— TASK DIRECTIONS —
Each line of the material must reappear unchanged in the answer.

— DATA FOR PROCESSING —
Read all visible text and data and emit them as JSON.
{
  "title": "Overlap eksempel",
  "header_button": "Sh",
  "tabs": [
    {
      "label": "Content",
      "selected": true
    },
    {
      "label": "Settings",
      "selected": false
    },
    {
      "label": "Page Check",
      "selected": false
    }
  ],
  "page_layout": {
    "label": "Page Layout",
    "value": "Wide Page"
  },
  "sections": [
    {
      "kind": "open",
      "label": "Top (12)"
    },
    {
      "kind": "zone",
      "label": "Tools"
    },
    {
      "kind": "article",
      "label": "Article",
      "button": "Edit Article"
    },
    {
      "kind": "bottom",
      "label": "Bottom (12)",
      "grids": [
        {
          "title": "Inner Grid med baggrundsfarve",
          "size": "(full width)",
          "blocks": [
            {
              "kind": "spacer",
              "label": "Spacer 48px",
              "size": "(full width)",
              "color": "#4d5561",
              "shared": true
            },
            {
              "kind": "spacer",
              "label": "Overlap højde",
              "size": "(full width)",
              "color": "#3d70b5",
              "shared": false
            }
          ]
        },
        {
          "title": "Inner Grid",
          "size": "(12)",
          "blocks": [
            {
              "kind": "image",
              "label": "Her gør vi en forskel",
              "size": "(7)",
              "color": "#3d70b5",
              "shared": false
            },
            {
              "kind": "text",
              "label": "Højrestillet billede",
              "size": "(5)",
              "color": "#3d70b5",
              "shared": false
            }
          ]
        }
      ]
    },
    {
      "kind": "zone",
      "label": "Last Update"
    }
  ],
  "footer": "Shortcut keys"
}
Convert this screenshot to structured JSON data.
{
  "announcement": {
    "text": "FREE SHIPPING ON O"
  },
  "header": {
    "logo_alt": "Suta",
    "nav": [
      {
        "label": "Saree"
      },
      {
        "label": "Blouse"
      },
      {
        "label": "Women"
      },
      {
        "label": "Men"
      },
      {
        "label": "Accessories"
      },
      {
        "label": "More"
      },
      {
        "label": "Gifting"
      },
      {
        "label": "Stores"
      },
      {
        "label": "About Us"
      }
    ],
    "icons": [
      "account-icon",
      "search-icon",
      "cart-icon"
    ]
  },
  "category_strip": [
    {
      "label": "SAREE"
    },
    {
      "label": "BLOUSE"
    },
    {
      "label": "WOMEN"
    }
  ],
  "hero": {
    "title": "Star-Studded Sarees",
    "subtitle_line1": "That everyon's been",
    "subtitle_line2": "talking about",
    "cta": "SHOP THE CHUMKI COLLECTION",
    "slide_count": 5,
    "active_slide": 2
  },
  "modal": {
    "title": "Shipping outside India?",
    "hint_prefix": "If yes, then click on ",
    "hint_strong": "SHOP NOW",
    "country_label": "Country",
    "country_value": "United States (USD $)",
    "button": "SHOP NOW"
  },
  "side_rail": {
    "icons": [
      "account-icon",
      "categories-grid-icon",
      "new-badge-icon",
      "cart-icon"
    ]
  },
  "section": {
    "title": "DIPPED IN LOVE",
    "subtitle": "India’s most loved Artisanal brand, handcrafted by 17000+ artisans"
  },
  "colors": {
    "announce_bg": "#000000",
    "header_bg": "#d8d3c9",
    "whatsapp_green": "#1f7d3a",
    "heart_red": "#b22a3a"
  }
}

— YOUR SOLUTION —
Read all visible text and data and emit them as JSON.
{
  "title": "Overlap eksempel",
  "header_button": "Sh",
  "tabs": [
    {
      "label": "Content",
      "selected": true
    },
    {
      "label": "Settings",
      "selected": false
    },
    {
      "label": "Page Check",
      "selected": false
    }
  ],
  "page_layout": {
    "label": "Page Layout",
    "value": "Wide Page"
  },
  "sections": [
    {
      "kind": "open",
      "label": "Top (12)"
    },
    {
      "kind": "zone",
      "label": "Tools"
    },
    {
      "kind": "article",
      "label": "Article",
      "button": "Edit Article"
    },
    {
      "kind": "bottom",
      "label": "Bottom (12)",
      "grids": [
        {
          "title": "Inner Grid med baggrundsfarve",
          "size": "(full width)",
          "blocks": [
            {
              "kind": "spacer",
              "label": "Spacer 48px",
              "size": "(full width)",
              "color": "#4d5561",
              "shared": true
            },
            {
              "kind": "spacer",
              "label": "Overlap højde",
              "size": "(full width)",
              "color": "#3d70b5",
              "shared": false
            }
          ]
        },
        {
          "title": "Inner Grid",
          "size": "(12)",
          "blocks": [
            {
              "kind": "image",
              "label": "Her gør vi en forskel",
              "size": "(7)",
              "color": "#3d70b5",
              "shared": false
            },
            {
              "kind": "text",
              "label": "Højrestillet billede",
              "size": "(5)",
              "color": "#3d70b5",
              "shared": false
            }
          ]
        }
      ]
    },
    {
      "kind": "zone",
      "label": "Last Update"
    }
  ],
  "footer": "Shortcut keys"
}
Convert this screenshot to structured JSON data.
{
  "announcement": {
    "text": "FREE SHIPPING ON O"
  },
  "header": {
    "logo_alt": "Suta",
    "nav": [
      {
        "label": "Saree"
      },
      {
        "label": "Blouse"
      },
      {
        "label": "Women"
      },
      {
        "label": "Men"
      },
      {
        "label": "Accessories"
      },
      {
        "label": "More"
      },
      {
        "label": "Gifting"
      },
      {
        "label": "Stores"
      },
      {
        "label": "About Us"
      }
    ],
    "icons": [
      "account-icon",
      "search-icon",
      "cart-icon"
    ]
  },
  "category_strip": [
    {
      "label": "SAREE"
    },
    {
      "label": "BLOUSE"
    },
    {
      "label": "WOMEN"
    }
  ],
  "hero": {
    "title": "Star-Studded Sarees",
    "subtitle_line1": "That everyon's been",
    "subtitle_line2": "talking about",
    "cta": "SHOP THE CHUMKI COLLECTION",
    "slide_count": 5,
    "active_slide": 2
  },
  "modal": {
    "title": "Shipping outside India?",
    "hint_prefix": "If yes, then click on ",
    "hint_strong": "SHOP NOW",
    "country_label": "Country",
    "country_value": "United States (USD $)",
    "button": "SHOP NOW"
  },
  "side_rail": {
    "icons": [
      "account-icon",
      "categories-grid-icon",
      "new-badge-icon",
      "cart-icon"
    ]
  },
  "section": {
    "title": "DIPPED IN LOVE",
    "subtitle": "India’s most loved Artisanal brand, handcrafted by 17000+ artisans"
  },
  "colors": {
    "announce_bg": "#000000",
    "header_bg": "#d8d3c9",
    "whatsapp_green": "#1f7d3a",
    "heart_red": "#b22a3a"
  }
}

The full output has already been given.